JBuilder Professional comes with a JDBC-ODBC bridge that lets you access ODBC data. A single-user version of Borland's SQL database, Interbase, is also bundled with the product. The problem with this technique is that the ODBC driver has to run on the client, ruling out its use in applets.
A better solution is to use native JDBC drivers: but to obtain these, you need the client-server edition of JBuilder. Of course, if you already have JDBC drivers from another source, you can use them with JBuilder.
JBuilder has some handy productivity tools. The New dialog enables you to use wizards to get you started with applications, applets, frames, dialogs, data modules, and JavaBeans. A great feature is the ability to wrap an existing Applet so it becomes a JavaBean. There is also a utility wizard for such tasks as implementing interfaces and connecting events to components.
The printed documentation consists of two slim manuals, providing just about enough to get started with JBuilder. Many features are only described in on-line help. For example, JBuilder's code obfuscator is highlighted on the box as an important feature. How to obfuscate your code is not indicated in the manuals, though, and nor is it in the master index for on-line help. Eventually, common-sense research reveals it as a command-line option for bmc, JBuilder's compiler. Finding your way around JBuilder is not always easy.
JBuilder is a good but frustrating product. The main problems are the instability of the IDE, highsystem requirements and generally slow performance.

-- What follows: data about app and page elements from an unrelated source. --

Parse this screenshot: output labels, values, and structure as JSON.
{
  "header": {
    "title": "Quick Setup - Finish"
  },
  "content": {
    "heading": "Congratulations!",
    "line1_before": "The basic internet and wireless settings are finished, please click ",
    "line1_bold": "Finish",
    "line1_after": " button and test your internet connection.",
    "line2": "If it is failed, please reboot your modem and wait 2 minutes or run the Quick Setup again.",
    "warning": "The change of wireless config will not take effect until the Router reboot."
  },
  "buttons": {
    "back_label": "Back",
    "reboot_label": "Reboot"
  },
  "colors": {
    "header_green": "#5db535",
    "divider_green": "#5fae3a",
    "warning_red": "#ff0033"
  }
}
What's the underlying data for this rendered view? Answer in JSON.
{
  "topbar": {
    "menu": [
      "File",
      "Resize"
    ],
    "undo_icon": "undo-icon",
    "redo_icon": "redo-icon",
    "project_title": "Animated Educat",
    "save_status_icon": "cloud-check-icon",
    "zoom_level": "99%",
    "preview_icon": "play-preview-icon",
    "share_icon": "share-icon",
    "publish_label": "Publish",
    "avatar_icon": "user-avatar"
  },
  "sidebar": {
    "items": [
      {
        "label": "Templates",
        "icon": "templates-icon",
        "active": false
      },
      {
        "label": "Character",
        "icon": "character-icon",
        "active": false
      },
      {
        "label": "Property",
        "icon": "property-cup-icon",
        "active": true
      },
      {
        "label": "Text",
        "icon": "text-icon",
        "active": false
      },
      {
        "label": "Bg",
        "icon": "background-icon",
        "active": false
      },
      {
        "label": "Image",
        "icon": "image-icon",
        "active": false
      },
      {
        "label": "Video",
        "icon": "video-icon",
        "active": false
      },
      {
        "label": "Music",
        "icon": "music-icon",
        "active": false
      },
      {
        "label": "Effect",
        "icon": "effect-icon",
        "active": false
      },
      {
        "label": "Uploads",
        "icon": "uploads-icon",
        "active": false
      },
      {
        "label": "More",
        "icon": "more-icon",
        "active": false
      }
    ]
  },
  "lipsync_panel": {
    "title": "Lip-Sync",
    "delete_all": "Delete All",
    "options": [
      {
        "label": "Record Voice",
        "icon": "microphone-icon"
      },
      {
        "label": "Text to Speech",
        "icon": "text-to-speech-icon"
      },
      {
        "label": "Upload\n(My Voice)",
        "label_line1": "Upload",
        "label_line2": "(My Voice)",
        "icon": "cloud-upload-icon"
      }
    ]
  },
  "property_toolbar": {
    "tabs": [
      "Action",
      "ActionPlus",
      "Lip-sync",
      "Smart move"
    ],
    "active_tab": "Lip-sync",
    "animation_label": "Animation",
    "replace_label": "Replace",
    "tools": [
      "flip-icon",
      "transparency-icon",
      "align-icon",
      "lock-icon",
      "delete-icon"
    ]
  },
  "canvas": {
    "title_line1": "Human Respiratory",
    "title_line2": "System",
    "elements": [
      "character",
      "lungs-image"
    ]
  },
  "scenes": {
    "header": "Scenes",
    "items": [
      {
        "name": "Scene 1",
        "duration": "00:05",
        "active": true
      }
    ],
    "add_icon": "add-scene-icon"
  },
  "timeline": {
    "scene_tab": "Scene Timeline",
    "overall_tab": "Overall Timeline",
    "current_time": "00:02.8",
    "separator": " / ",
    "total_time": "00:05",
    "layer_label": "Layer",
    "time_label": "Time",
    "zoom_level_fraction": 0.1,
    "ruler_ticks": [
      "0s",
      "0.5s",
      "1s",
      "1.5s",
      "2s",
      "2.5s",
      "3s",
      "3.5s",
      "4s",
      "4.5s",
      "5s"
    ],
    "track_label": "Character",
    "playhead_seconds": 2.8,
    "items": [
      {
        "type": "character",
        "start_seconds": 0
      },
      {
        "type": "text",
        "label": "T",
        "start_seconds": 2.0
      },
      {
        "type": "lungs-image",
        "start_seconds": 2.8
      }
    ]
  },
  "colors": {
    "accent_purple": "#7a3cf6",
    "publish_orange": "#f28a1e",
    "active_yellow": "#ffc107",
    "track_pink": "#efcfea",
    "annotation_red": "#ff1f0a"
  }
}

There are plenty of rough edges. For example, when building an applet JBuilder does not always recognise changes you make to the host HTML file, even though it is part of the project. JBuilder's focus on JavaBeans is excellent, although the product is lacking the visual interaction tools found in IBM's VisualAge for Java or Symantec's Visual Cafe. Unlike PowerSoft's PowerJ, JBuilder makes no effort to support ActiveX components: a strength or weakness, depending on your politics. There is no native code compiler.
Although frowned upon by Java purists, native code compilation for x86 systems is offered by Java tools from Symantec and Asymetrix, and can improve performance greatly.
Approximate prices are:
Standard edition around #83 plus VAT.
Professional Edition around #389 plus VAT.
Client-Server Edition around #1,587 plus VAT.
Contact Borland on 0800 454065.
Cotton seedling freezes to death as Chang'e-4 shuts down for the Moon's 14-day lunar night
Fortnite easily out-earns PUBG, Assassin's Creed Odyssey and Red Dead Redemption 2 in 2018
Meteor showers as a service will be visible for about 100 kilometres in all directions
Saturn's rings only formed in the past 100 million years, suggests analysis of Cassini space probe data
New findings contradict conventional belief that Saturn's rings were formed along with the planet about 4.5 billion years ago